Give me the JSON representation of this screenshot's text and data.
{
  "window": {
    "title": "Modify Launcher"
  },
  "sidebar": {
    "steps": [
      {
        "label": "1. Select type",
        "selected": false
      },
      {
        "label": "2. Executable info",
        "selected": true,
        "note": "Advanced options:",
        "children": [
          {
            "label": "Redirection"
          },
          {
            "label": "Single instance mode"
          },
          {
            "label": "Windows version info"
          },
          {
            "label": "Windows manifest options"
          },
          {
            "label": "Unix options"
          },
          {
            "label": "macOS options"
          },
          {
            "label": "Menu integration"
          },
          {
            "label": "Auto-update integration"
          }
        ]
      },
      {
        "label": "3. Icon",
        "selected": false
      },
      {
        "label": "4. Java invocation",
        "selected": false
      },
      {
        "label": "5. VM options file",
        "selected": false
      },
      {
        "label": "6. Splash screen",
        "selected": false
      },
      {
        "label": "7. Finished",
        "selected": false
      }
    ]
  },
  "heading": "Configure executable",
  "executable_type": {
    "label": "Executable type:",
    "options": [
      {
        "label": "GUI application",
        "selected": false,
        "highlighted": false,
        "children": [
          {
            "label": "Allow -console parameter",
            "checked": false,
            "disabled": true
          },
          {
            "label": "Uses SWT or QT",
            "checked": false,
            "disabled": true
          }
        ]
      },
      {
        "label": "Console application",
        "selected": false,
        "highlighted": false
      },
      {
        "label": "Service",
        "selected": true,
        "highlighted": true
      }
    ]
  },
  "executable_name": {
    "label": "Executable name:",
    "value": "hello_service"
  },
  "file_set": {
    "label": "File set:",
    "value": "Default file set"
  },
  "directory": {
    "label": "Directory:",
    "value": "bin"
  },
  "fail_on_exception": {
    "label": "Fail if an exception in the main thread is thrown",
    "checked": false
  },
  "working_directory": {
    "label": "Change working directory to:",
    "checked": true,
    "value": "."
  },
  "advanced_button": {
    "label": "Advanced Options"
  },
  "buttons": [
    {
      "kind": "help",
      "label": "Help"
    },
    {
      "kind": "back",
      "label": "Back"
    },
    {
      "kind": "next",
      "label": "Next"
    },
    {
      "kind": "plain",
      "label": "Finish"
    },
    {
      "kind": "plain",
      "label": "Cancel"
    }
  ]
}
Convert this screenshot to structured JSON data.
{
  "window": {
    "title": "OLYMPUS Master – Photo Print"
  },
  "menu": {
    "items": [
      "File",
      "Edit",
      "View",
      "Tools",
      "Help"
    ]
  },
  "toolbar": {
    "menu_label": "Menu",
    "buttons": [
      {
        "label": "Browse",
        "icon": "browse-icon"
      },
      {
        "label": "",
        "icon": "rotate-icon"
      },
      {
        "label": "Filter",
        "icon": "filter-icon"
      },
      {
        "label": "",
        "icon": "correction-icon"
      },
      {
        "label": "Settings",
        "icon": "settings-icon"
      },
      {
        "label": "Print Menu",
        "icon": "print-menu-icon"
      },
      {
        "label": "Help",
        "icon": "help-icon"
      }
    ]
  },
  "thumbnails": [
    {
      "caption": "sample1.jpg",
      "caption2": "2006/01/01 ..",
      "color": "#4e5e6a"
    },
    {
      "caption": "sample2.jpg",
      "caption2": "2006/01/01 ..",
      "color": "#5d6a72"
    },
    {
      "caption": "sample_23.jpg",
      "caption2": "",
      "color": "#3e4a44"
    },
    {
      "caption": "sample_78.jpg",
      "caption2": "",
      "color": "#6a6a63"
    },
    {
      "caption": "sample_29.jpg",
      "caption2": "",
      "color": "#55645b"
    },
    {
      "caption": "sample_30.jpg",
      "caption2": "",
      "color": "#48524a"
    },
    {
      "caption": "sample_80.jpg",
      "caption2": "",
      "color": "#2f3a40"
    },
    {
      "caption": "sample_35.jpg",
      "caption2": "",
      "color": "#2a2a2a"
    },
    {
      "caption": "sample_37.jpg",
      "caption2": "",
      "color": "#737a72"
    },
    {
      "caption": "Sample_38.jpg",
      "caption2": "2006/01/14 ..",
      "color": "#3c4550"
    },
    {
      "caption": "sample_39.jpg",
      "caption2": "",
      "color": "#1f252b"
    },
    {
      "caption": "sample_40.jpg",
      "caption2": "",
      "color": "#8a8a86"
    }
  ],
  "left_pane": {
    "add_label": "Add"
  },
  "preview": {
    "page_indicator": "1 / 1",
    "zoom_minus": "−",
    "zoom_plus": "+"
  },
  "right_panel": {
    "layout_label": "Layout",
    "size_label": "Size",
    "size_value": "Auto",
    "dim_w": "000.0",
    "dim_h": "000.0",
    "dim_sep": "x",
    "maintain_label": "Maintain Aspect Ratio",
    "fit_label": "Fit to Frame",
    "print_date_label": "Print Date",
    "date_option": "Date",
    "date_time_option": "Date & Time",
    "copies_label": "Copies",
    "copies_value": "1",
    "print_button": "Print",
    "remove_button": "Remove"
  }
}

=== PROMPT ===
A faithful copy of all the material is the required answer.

=== EXPECTED ANSWER ===
Give me the JSON representation of this screenshot's text and data.
{
  "window": {
    "title": "Modify Launcher"
  },
  "sidebar": {
    "steps": [
      {
        "label": "1. Select type",
        "selected": false
      },
      {
        "label": "2. Executable info",
        "selected": true,
        "note": "Advanced options:",
        "children": [
          {
            "label": "Redirection"
          },
          {
            "label": "Single instance mode"
          },
          {
            "label": "Windows version info"
          },
          {
            "label": "Windows manifest options"
          },
          {
            "label": "Unix options"
          },
          {
            "label": "macOS options"
          },
          {
            "label": "Menu integration"
          },
          {
            "label": "Auto-update integration"
          }
        ]
      },
      {
        "label": "3. Icon",
        "selected": false
      },
      {
        "label": "4. Java invocation",
        "selected": false
      },
      {
        "label": "5. VM options file",
        "selected": false
      },
      {
        "label": "6. Splash screen",
        "selected": false
      },
      {
        "label": "7. Finished",
        "selected": false
      }
    ]
  },
  "heading": "Configure executable",
  "executable_type": {
    "label": "Executable type:",
    "options": [
      {
        "label": "GUI application",
        "selected": false,
        "highlighted": false,
        "children": [
          {
            "label": "Allow -console parameter",
            "checked": false,
            "disabled": true
          },
          {
            "label": "Uses SWT or QT",
            "checked": false,
            "disabled": true
          }
        ]
      },
      {
        "label": "Console application",
        "selected": false,
        "highlighted": false
      },
      {
        "label": "Service",
        "selected": true,
        "highlighted": true
      }
    ]
  },
  "executable_name": {
    "label": "Executable name:",
    "value": "hello_service"
  },
  "file_set": {
    "label": "File set:",
    "value": "Default file set"
  },
  "directory": {
    "label": "Directory:",
    "value": "bin"
  },
  "fail_on_exception": {
    "label": "Fail if an exception in the main thread is thrown",
    "checked": false
  },
  "working_directory": {
    "label": "Change working directory to:",
    "checked": true,
    "value": "."
  },
  "advanced_button": {
    "label": "Advanced Options"
  },
  "buttons": [
    {
      "kind": "help",
      "label": "Help"
    },
    {
      "kind": "back",
      "label": "Back"
    },
    {
      "kind": "next",
      "label": "Next"
    },
    {
      "kind": "plain",
      "label": "Finish"
    },
    {
      "kind": "plain",
      "label": "Cancel"
    }
  ]
}
Convert this screenshot to structured JSON data.
{
  "window": {
    "title": "OLYMPUS Master – Photo Print"
  },
  "menu": {
    "items": [
      "File",
      "Edit",
      "View",
      "Tools",
      "Help"
    ]
  },
  "toolbar": {
    "menu_label": "Menu",
    "buttons": [
      {
        "label": "Browse",
        "icon": "browse-icon"
      },
      {
        "label": "",
        "icon": "rotate-icon"
      },
      {
        "label": "Filter",
        "icon": "filter-icon"
      },
      {
        "label": "",
        "icon": "correction-icon"
      },
      {
        "label": "Settings",
        "icon": "settings-icon"
      },
      {
        "label": "Print Menu",
        "icon": "print-menu-icon"
      },
      {
        "label": "Help",
        "icon": "help-icon"
      }
    ]
  },
  "thumbnails": [
    {
      "caption": "sample1.jpg",
      "caption2": "2006/01/01 ..",
      "color": "#4e5e6a"
    },
    {
      "caption": "sample2.jpg",
      "caption2": "2006/01/01 ..",
      "color": "#5d6a72"
    },
    {
      "caption": "sample_23.jpg",
      "caption2": "",
      "color": "#3e4a44"
    },
    {
      "caption": "sample_78.jpg",
      "caption2": "",
      "color": "#6a6a63"
    },
    {
      "caption": "sample_29.jpg",
      "caption2": "",
      "color": "#55645b"
    },
    {
      "caption": "sample_30.jpg",
      "caption2": "",
      "color": "#48524a"
    },
    {
      "caption": "sample_80.jpg",
      "caption2": "",
      "color": "#2f3a40"
    },
    {
      "caption": "sample_35.jpg",
      "caption2": "",
      "color": "#2a2a2a"
    },
    {
      "caption": "sample_37.jpg",
      "caption2": "",
      "color": "#737a72"
    },
    {
      "caption": "Sample_38.jpg",
      "caption2": "2006/01/14 ..",
      "color": "#3c4550"
    },
    {
      "caption": "sample_39.jpg",
      "caption2": "",
      "color": "#1f252b"
    },
    {
      "caption": "sample_40.jpg",
      "caption2": "",
      "color": "#8a8a86"
    }
  ],
  "left_pane": {
    "add_label": "Add"
  },
  "preview": {
    "page_indicator": "1 / 1",
    "zoom_minus": "−",
    "zoom_plus": "+"
  },
  "right_panel": {
    "layout_label": "Layout",
    "size_label": "Size",
    "size_value": "Auto",
    "dim_w": "000.0",
    "dim_h": "000.0",
    "dim_sep": "x",
    "maintain_label": "Maintain Aspect Ratio",
    "fit_label": "Fit to Frame",
    "print_date_label": "Print Date",
    "date_option": "Date",
    "date_time_option": "Date & Time",
    "copies_label": "Copies",
    "copies_value": "1",
    "print_button": "Print",
    "remove_button": "Remove"
  }
}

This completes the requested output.